Today, Riley, now 2 years old, is recovering in the care of Vicksburg-based animal rescue H.A.R.T. and receiving continued medical treatment from Vicksburg Animal Hospital.
“She’s so loving, so protective of me,” H.A.R.T.’s co-founder Alexa Jeffers said. “She’s so worried about me leaving her somewhere.”
H.A.R.T., which stands for Helping Animals Reach Tomorrow, was the creation of Alexa and her mother, Cappy, when Alexa was 12 years old. Today, at 20, Alexa is continuing the work with her partner Bethany Johnson. Their focus is on fostering animals, and working to get dogs and cats spayed and neutered to control overpopulation.
“We started out giving dogs on chains free fences up to 20×20 and dog houses to make sure they had shelter, but when I took it back over recently, we offer a lot of low-cost spay and neuter,” Alexa said. “We sometimes still do the fences, but we are mainly focused on spay and neuter because overpopulation is such a problem in the South, especially with all of the backyard breeding.”
As for Riley, Alexa said the work now is getting her back closer to her weight after being so malnourished and getting her ready to be adopted.
“It’s going to be so hard (to let her go), not just because I am attached to her, but she is one of those dogs who is super attached to me,” Alexa said. “This is not just some dog that will go out and immediately thrive, she will have to grieve my loss as much as I am going to grieve losing her.”
Riley might move into a new home sooner rather than later.
Alexa said through her rescue, she was able to connect with a family in Arkansas that was looking for a Great Dane.
“There’s a family that had a Great Dane-bonded brother and sister pair, and the sister unexpectedly died that left the brother grieving,” she said. “So, they were looking for him to have someone to help him grieve less. I took Riley to the dog park to meet them and the two of them got along really well, so hopefully, if everything goes right, she’ll move up there.”

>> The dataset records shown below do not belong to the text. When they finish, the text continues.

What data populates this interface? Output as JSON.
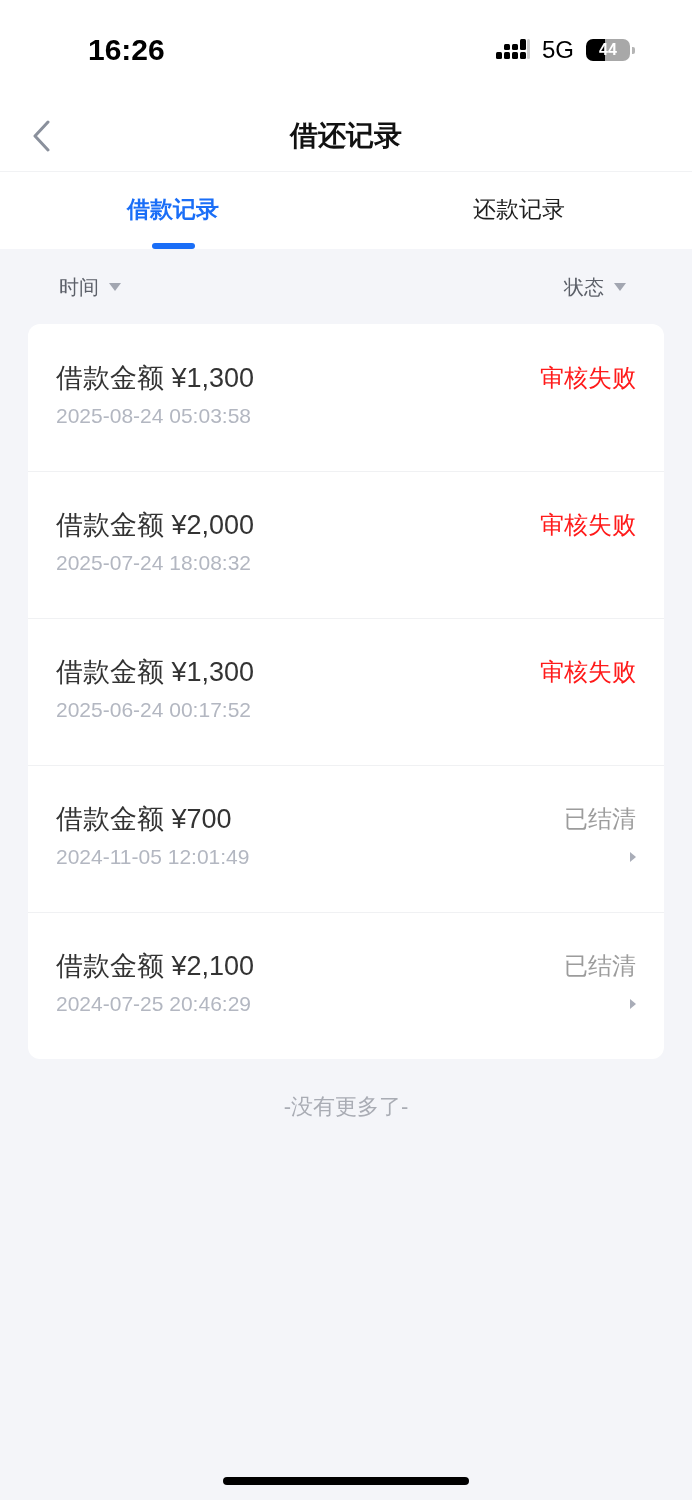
{
  "status_bar": {
    "time": "16:26",
    "network": "5G",
    "battery": "44"
  },
  "nav": {
    "title": "借还记录"
  },
  "tabs": [
    {
      "label": "借款记录",
      "selected": true
    },
    {
      "label": "还款记录",
      "selected": false
    }
  ],
  "filters": [
    {
      "label": "时间"
    },
    {
      "label": "状态"
    }
  ],
  "records": [
    {
      "amount": "借款金额 ¥1,300",
      "time": "2025-08-24 05:03:58",
      "status": "审核失败",
      "kind": "failed"
    },
    {
      "amount": "借款金额 ¥2,000",
      "time": "2025-07-24 18:08:32",
      "status": "审核失败",
      "kind": "failed"
    },
    {
      "amount": "借款金额 ¥1,300",
      "time": "2025-06-24 00:17:52",
      "status": "审核失败",
      "kind": "failed"
    },
    {
      "amount": "借款金额 ¥700",
      "time": "2024-11-05 12:01:49",
      "status": "已结清",
      "kind": "settled"
    },
    {
      "amount": "借款金额 ¥2,100",
      "time": "2024-07-25 20:46:29",
      "status": "已结清",
      "kind": "settled"
    }
  ],
  "footer": "-没有更多了-"
}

Through an appeal on social media, the rescue was asking for donations to cover some of the costs for Riley’s care, and the care of other animals.
“Currently, I have 11 foster dogs; 9 pit bull puppies, Riley and a Shephard mix puppy. Any donations would help offset the vet bills and plus, we have a lot of other animals that are in need of vet care all the time. Plus, we have a long list of animals that need to be fixed,” Jeffers said.
H.A.R.T. is not yet considered a non-profit, so donations made to the rescue are not tax-deductible.
For Alexa, the care for animals is something she believes was instilled in her by her mother and grandmother.
“My mom and my grandma instilled in me this love for animals when I was younger,” she said. “We would always move bugs off of the sidewalk and things like that.
And as for letting Riley go after just a week of being together, “she is hopefully going to a good home, so I cannot be selfish and keep her as much as I want to.
For more information on H.A.R.T., visit its Facebook page by searching “HART-(Helping Animals Reach Tomorrow).” Donations to the rescue can be made through the Paypal link on the Facebook page.